Our day began inauspiciously when I heard somebody at the door of our hotel room. I shouted something and they left. Then I looked at my phone. It was 11AM. Between jet lag and timezone confusion (phones were on European, not Pacific time), we had substantially overslept. Hurried repacking ensued and we rushed downstairs to check out. We had planned to meet my cousin from Geneva for breakfast – instead we joined him and his significant other for a late brunch at a cafe around the corner, looking out on a cobblestone square near the center of the town. They were regulars in Chamonix and he had recently completed the UTMB (Ultra-Trail du Mont Blanc) ultra-marathon only a few days before.
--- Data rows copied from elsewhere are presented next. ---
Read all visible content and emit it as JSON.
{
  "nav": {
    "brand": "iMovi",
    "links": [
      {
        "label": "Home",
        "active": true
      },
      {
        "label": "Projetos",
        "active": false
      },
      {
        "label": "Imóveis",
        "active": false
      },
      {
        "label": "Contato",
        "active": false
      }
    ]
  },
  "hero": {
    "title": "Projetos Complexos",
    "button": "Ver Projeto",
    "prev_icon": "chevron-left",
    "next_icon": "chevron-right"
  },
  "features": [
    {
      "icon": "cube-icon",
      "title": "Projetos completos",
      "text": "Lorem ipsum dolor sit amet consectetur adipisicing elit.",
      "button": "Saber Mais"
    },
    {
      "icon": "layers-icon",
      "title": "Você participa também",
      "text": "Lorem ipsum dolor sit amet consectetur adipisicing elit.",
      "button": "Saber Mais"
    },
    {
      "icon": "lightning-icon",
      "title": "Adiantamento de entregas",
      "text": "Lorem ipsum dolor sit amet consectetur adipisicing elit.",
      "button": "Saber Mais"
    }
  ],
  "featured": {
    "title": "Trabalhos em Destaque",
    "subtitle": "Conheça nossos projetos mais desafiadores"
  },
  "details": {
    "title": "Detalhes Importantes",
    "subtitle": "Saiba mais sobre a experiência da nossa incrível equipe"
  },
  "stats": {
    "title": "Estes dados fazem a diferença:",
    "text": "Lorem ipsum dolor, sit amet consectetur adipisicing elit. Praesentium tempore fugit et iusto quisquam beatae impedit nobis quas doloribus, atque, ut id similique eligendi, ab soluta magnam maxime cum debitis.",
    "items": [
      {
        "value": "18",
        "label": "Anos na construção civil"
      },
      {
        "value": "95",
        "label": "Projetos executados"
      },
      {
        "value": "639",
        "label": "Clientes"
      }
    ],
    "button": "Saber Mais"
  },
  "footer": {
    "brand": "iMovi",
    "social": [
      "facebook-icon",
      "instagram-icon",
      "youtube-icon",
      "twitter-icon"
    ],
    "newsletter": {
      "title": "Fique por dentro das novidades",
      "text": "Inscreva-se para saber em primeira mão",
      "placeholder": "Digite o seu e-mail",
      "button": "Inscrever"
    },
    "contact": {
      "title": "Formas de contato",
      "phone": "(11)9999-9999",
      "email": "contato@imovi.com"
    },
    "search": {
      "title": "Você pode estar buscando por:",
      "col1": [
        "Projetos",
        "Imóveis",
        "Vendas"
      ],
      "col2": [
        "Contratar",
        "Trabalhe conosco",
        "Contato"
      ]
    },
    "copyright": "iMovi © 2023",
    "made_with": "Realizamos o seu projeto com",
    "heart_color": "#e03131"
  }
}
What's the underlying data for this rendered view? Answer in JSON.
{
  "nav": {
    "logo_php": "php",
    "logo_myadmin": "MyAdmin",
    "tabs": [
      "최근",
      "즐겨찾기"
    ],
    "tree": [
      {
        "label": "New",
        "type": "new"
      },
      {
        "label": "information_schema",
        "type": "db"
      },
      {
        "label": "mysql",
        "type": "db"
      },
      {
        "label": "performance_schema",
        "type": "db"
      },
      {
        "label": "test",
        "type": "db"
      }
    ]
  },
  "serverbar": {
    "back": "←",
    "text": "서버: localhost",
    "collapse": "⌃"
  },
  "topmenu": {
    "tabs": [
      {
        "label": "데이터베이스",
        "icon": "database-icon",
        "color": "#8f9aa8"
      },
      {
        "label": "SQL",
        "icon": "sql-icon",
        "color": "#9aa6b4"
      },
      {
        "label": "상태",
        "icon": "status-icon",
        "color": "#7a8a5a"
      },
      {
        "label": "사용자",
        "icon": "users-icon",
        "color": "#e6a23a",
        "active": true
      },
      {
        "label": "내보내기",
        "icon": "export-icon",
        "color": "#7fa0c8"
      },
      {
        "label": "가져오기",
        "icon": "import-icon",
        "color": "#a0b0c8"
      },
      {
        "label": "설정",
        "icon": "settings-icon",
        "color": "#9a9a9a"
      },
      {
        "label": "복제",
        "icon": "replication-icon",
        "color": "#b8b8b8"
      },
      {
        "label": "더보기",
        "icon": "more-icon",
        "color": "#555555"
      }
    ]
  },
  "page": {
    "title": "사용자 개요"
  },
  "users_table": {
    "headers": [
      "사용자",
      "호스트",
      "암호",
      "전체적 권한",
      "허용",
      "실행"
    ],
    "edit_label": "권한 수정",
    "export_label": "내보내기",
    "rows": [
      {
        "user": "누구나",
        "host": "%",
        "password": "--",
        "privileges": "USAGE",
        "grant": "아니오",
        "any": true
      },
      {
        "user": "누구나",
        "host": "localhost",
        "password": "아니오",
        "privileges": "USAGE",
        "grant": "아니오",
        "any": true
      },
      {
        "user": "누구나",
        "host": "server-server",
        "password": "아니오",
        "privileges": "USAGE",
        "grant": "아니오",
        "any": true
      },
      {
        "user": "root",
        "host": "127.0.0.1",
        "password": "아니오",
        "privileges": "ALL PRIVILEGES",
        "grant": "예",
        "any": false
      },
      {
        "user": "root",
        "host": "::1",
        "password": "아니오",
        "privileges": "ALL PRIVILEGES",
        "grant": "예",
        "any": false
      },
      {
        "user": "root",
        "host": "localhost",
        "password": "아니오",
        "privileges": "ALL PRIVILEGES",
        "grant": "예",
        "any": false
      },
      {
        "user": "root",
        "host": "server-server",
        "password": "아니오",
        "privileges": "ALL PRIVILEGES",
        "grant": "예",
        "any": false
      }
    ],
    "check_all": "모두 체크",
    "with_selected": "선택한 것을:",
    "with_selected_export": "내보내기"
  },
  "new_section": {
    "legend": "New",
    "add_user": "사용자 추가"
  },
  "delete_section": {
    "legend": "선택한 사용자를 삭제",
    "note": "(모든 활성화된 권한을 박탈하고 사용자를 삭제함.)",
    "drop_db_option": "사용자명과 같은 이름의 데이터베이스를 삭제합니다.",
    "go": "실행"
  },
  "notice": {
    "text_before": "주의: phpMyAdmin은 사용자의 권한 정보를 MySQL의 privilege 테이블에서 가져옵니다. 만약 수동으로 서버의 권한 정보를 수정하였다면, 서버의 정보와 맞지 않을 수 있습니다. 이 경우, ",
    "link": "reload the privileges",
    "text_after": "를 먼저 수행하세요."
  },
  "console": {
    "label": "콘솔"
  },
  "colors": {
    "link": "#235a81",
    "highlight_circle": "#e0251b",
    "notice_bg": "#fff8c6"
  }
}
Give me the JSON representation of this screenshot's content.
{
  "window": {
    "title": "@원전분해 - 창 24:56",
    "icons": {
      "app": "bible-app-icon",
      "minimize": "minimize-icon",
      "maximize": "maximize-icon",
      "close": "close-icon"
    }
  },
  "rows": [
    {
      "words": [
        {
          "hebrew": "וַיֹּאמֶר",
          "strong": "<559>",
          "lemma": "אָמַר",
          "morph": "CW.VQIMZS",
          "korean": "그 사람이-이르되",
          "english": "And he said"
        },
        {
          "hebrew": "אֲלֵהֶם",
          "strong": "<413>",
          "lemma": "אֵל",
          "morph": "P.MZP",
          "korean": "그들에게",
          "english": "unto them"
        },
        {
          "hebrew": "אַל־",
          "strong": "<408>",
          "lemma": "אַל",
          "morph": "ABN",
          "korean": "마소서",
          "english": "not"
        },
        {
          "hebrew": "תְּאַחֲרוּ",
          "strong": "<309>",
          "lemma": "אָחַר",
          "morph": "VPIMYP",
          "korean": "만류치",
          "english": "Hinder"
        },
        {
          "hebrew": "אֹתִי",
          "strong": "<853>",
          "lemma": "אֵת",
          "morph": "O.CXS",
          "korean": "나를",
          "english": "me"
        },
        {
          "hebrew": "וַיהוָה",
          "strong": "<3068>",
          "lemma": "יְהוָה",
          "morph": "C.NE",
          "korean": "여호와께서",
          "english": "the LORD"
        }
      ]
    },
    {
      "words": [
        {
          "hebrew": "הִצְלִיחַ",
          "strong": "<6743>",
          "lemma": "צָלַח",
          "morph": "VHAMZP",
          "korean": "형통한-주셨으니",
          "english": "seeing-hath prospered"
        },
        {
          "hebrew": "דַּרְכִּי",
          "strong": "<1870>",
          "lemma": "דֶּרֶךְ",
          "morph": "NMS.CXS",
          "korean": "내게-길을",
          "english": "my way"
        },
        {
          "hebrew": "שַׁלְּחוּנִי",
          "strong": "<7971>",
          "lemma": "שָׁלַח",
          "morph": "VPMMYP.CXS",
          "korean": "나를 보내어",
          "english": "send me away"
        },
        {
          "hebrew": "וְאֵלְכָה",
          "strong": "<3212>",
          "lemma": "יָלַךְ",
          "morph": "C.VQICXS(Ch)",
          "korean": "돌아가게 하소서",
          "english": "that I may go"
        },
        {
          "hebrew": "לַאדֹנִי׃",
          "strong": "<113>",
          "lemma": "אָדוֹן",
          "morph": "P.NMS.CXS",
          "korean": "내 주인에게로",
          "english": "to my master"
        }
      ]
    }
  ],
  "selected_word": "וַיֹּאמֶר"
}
It was a brilliant sunny day, and we were grateful for the shade of the large umbrella.
Before leaving Chamonix, we made a couple of stops – first to the post office to mail the extra luggage to Zermatt, then to a local grocery store for snacks/food for our walk. Happily the first stage to Argentiere is quite short, so the fact that we started a little before 2PM was not a problem. It is an easy route too, nearly flat, following alongside the Arve River and railway in the middle of the Chamonix valley. The hardest part was not losing the path among the many alleys and road crossings. There was shade by the river and we gradually left the apartments and streets of greater Chamonix for the fields and chalets of the smaller villages, criss-crossing the river and catching occasional glimpses of the mountains above.
When we reached Argentiere around 5PM in the afternoon, the sun had been replaced by high clouds. Our bed-and-breakfast, the Gite Le Belvedere was located on the main road, a few minutes before the center of the town. Once we’d figured out how to get in (main door was shut and locked), we found we had actually gotten a small suite (last one available) with two rooms and a balcony overlooking the road/valley. Later in the afternoon, we walked into the central part of the village, keeping an eye out for restaurants and interesting spots. By the town center there was an exposition of stunning landscape photographs, many of them of the arctic. Crossing a graveyard we paused to watch the sun set on the peaks of the Mont Blanc massif, briefly painting the needle of the Aiguille du Midi in red.
We had the usual difficulty deciding on a place for dinner (a surprising number of choices for a small town). At length we ended up at the Stone Pizzeria and Bar, a popular spot full of visitors relaxing after their days of paragliding, glacier skiing and the like. I broke my rule and did not get a pizza, which was probably a mistake (nothing wrong with Thai noodles, but you don’t go to a pizza place to get them). By the time we returned to the hotel, it was past 11PM.